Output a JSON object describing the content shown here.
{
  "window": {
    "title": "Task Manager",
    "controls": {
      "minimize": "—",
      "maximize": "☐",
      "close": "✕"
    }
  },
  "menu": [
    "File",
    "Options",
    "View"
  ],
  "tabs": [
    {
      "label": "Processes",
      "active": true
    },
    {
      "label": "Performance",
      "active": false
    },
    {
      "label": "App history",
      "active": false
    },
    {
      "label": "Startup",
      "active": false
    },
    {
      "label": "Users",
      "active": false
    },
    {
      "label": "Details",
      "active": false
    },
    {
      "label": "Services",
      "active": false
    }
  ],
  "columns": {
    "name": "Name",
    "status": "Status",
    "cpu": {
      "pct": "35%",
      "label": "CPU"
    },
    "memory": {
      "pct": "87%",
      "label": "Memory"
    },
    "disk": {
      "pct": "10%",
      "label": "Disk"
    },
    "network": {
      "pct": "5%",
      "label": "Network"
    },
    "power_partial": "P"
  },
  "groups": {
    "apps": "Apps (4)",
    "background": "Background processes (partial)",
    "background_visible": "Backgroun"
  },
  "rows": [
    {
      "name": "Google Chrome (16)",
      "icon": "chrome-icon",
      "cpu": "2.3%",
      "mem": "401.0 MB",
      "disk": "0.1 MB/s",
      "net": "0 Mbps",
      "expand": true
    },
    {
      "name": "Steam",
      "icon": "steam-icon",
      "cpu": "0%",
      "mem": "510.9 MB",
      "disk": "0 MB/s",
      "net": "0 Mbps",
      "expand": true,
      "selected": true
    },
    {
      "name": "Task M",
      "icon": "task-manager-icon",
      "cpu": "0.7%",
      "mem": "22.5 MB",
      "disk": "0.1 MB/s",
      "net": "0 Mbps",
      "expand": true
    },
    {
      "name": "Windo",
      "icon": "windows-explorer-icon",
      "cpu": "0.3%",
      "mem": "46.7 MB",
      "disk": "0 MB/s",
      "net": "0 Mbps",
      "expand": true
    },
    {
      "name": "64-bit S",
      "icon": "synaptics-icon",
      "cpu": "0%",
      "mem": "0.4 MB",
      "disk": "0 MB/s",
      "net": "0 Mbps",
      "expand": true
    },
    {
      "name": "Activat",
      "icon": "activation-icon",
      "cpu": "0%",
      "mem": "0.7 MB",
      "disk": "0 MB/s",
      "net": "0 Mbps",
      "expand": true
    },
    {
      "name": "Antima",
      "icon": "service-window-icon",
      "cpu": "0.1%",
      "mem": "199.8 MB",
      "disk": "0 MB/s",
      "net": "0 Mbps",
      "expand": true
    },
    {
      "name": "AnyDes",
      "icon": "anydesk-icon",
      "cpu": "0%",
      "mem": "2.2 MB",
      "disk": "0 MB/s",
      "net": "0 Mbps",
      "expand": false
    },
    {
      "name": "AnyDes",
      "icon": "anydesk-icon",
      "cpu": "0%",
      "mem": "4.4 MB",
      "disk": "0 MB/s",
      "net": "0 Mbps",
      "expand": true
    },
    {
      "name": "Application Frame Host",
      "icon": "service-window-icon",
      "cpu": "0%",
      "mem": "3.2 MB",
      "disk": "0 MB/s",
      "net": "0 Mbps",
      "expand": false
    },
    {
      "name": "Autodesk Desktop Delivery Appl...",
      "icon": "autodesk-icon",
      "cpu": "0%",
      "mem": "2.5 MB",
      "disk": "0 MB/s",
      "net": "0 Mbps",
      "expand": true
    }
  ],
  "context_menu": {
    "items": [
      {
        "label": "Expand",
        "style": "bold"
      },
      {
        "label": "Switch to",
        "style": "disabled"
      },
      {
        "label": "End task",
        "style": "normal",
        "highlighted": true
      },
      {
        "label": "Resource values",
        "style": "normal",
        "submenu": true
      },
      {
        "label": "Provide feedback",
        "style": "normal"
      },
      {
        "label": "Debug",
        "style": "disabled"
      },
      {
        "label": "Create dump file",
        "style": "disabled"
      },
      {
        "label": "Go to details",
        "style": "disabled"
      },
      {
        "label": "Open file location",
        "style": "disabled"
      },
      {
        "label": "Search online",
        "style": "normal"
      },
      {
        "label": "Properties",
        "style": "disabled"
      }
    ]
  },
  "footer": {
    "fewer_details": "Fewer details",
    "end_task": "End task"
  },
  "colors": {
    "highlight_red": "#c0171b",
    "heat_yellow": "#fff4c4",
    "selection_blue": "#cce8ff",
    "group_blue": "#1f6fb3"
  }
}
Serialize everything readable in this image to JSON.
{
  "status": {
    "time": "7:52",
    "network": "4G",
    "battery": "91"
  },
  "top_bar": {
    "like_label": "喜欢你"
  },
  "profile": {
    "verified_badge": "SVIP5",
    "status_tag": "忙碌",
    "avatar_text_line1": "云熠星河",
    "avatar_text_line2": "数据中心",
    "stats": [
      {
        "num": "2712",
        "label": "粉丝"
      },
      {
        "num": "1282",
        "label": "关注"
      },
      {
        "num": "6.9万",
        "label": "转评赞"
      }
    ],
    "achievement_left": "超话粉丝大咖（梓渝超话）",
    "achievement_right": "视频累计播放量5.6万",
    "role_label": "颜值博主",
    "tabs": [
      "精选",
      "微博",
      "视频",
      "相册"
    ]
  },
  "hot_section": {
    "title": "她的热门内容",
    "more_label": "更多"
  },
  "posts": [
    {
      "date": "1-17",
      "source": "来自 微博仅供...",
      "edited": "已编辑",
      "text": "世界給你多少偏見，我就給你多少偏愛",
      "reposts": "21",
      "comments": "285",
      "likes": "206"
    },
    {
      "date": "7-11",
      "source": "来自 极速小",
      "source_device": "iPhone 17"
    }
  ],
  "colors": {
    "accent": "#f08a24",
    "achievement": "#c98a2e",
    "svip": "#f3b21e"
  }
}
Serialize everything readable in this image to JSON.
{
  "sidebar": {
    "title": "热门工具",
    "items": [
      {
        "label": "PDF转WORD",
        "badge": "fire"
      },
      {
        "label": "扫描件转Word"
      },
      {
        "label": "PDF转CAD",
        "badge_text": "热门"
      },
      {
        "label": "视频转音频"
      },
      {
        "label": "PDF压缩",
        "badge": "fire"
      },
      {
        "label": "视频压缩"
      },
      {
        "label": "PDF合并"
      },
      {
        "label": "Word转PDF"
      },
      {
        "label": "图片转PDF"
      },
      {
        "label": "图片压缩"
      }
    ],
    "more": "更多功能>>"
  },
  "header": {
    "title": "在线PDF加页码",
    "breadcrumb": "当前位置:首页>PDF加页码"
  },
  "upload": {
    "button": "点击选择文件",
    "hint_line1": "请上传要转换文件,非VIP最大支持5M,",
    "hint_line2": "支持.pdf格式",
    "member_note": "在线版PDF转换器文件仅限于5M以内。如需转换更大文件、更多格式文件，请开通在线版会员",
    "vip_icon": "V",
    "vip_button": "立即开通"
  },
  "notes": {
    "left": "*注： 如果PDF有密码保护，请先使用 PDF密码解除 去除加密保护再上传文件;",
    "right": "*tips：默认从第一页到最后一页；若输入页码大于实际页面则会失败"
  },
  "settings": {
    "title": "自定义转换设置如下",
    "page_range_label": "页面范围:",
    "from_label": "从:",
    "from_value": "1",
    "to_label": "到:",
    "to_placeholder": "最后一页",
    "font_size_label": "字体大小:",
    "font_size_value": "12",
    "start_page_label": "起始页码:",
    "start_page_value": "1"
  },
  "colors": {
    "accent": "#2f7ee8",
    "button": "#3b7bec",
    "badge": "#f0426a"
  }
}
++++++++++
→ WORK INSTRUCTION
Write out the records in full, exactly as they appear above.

→ TASK OUTPUT
Output a JSON object describing the content shown here.
{
  "window": {
    "title": "Task Manager",
    "controls": {
      "minimize": "—",
      "maximize": "☐",
      "close": "✕"
    }
  },
  "menu": [
    "File",
    "Options",
    "View"
  ],
  "tabs": [
    {
      "label": "Processes",
      "active": true
    },
    {
      "label": "Performance",
      "active": false
    },
    {
      "label": "App history",
      "active": false
    },
    {
      "label": "Startup",
      "active": false
    },
    {
      "label": "Users",
      "active": false
    },
    {
      "label": "Details",
      "active": false
    },
    {
      "label": "Services",
      "active": false
    }
  ],
  "columns": {
    "name": "Name",
    "status": "Status",
    "cpu": {
      "pct": "35%",
      "label": "CPU"
    },
    "memory": {
      "pct": "87%",
      "label": "Memory"
    },
    "disk": {
      "pct": "10%",
      "label": "Disk"
    },
    "network": {
      "pct": "5%",
      "label": "Network"
    },
    "power_partial": "P"
  },
  "groups": {
    "apps": "Apps (4)",
    "background": "Background processes (partial)",
    "background_visible": "Backgroun"
  },
  "rows": [
    {
      "name": "Google Chrome (16)",
      "icon": "chrome-icon",
      "cpu": "2.3%",
      "mem": "401.0 MB",
      "disk": "0.1 MB/s",
      "net": "0 Mbps",
      "expand": true
    },
    {
      "name": "Steam",
      "icon": "steam-icon",
      "cpu": "0%",
      "mem": "510.9 MB",
      "disk": "0 MB/s",
      "net": "0 Mbps",
      "expand": true,
      "selected": true
    },
    {
      "name": "Task M",
      "icon": "task-manager-icon",
      "cpu": "0.7%",
      "mem": "22.5 MB",
      "disk": "0.1 MB/s",
      "net": "0 Mbps",
      "expand": true
    },
    {
      "name": "Windo",
      "icon": "windows-explorer-icon",
      "cpu": "0.3%",
      "mem": "46.7 MB",
      "disk": "0 MB/s",
      "net": "0 Mbps",
      "expand": true
    },
    {
      "name": "64-bit S",
      "icon": "synaptics-icon",
      "cpu": "0%",
      "mem": "0.4 MB",
      "disk": "0 MB/s",
      "net": "0 Mbps",
      "expand": true
    },
    {
      "name": "Activat",
      "icon": "activation-icon",
      "cpu": "0%",
      "mem": "0.7 MB",
      "disk": "0 MB/s",
      "net": "0 Mbps",
      "expand": true
    },
    {
      "name": "Antima",
      "icon": "service-window-icon",
      "cpu": "0.1%",
      "mem": "199.8 MB",
      "disk": "0 MB/s",
      "net": "0 Mbps",
      "expand": true
    },
    {
      "name": "AnyDes",
      "icon": "anydesk-icon",
      "cpu": "0%",
      "mem": "2.2 MB",
      "disk": "0 MB/s",
      "net": "0 Mbps",
      "expand": false
    },
    {
      "name": "AnyDes",
      "icon": "anydesk-icon",
      "cpu": "0%",
      "mem": "4.4 MB",
      "disk": "0 MB/s",
      "net": "0 Mbps",
      "expand": true
    },
    {
      "name": "Application Frame Host",
      "icon": "service-window-icon",
      "cpu": "0%",
      "mem": "3.2 MB",
      "disk": "0 MB/s",
      "net": "0 Mbps",
      "expand": false
    },
    {
      "name": "Autodesk Desktop Delivery Appl...",
      "icon": "autodesk-icon",
      "cpu": "0%",
      "mem": "2.5 MB",
      "disk": "0 MB/s",
      "net": "0 Mbps",
      "expand": true
    }
  ],
  "context_menu": {
    "items": [
      {
        "label": "Expand",
        "style": "bold"
      },
      {
        "label": "Switch to",
        "style": "disabled"
      },
      {
        "label": "End task",
        "style": "normal",
        "highlighted": true
      },
      {
        "label": "Resource values",
        "style": "normal",
        "submenu": true
      },
      {
        "label": "Provide feedback",
        "style": "normal"
      },
      {
        "label": "Debug",
        "style": "disabled"
      },
      {
        "label": "Create dump file",
        "style": "disabled"
      },
      {
        "label": "Go to details",
        "style": "disabled"
      },
      {
        "label": "Open file location",
        "style": "disabled"
      },
      {
        "label": "Search online",
        "style": "normal"
      },
      {
        "label": "Properties",
        "style": "disabled"
      }
    ]
  },
  "footer": {
    "fewer_details": "Fewer details",
    "end_task": "End task"
  },
  "colors": {
    "highlight_red": "#c0171b",
    "heat_yellow": "#fff4c4",
    "selection_blue": "#cce8ff",
    "group_blue": "#1f6fb3"
  }
}
Serialize everything readable in this image to JSON.
{
  "status": {
    "time": "7:52",
    "network": "4G",
    "battery": "91"
  },
  "top_bar": {
    "like_label": "喜欢你"
  },
  "profile": {
    "verified_badge": "SVIP5",
    "status_tag": "忙碌",
    "avatar_text_line1": "云熠星河",
    "avatar_text_line2": "数据中心",
    "stats": [
      {
        "num": "2712",
        "label": "粉丝"
      },
      {
        "num": "1282",
        "label": "关注"
      },
      {
        "num": "6.9万",
        "label": "转评赞"
      }
    ],
    "achievement_left": "超话粉丝大咖（梓渝超话）",
    "achievement_right": "视频累计播放量5.6万",
    "role_label": "颜值博主",
    "tabs": [
      "精选",
      "微博",
      "视频",
      "相册"
    ]
  },
  "hot_section": {
    "title": "她的热门内容",
    "more_label": "更多"
  },
  "posts": [
    {
      "date": "1-17",
      "source": "来自 微博仅供...",
      "edited": "已编辑",
      "text": "世界給你多少偏見，我就給你多少偏愛",
      "reposts": "21",
      "comments": "285",
      "likes": "206"
    },
    {
      "date": "7-11",
      "source": "来自 极速小",
      "source_device": "iPhone 17"
    }
  ],
  "colors": {
    "accent": "#f08a24",
    "achievement": "#c98a2e",
    "svip": "#f3b21e"
  }
}
Serialize everything readable in this image to JSON.
{
  "sidebar": {
    "title": "热门工具",
    "items": [
      {
        "label": "PDF转WORD",
        "badge": "fire"
      },
      {
        "label": "扫描件转Word"
      },
      {
        "label": "PDF转CAD",
        "badge_text": "热门"
      },
      {
        "label": "视频转音频"
      },
      {
        "label": "PDF压缩",
        "badge": "fire"
      },
      {
        "label": "视频压缩"
      },
      {
        "label": "PDF合并"
      },
      {
        "label": "Word转PDF"
      },
      {
        "label": "图片转PDF"
      },
      {
        "label": "图片压缩"
      }
    ],
    "more": "更多功能>>"
  },
  "header": {
    "title": "在线PDF加页码",
    "breadcrumb": "当前位置:首页>PDF加页码"
  },
  "upload": {
    "button": "点击选择文件",
    "hint_line1": "请上传要转换文件,非VIP最大支持5M,",
    "hint_line2": "支持.pdf格式",
    "member_note": "在线版PDF转换器文件仅限于5M以内。如需转换更大文件、更多格式文件，请开通在线版会员",
    "vip_icon": "V",
    "vip_button": "立即开通"
  },
  "notes": {
    "left": "*注： 如果PDF有密码保护，请先使用 PDF密码解除 去除加密保护再上传文件;",
    "right": "*tips：默认从第一页到最后一页；若输入页码大于实际页面则会失败"
  },
  "settings": {
    "title": "自定义转换设置如下",
    "page_range_label": "页面范围:",
    "from_label": "从:",
    "from_value": "1",
    "to_label": "到:",
    "to_placeholder": "最后一页",
    "font_size_label": "字体大小:",
    "font_size_value": "12",
    "start_page_label": "起始页码:",
    "start_page_value": "1"
  },
  "colors": {
    "accent": "#2f7ee8",
    "button": "#3b7bec",
    "badge": "#f0426a"
  }
}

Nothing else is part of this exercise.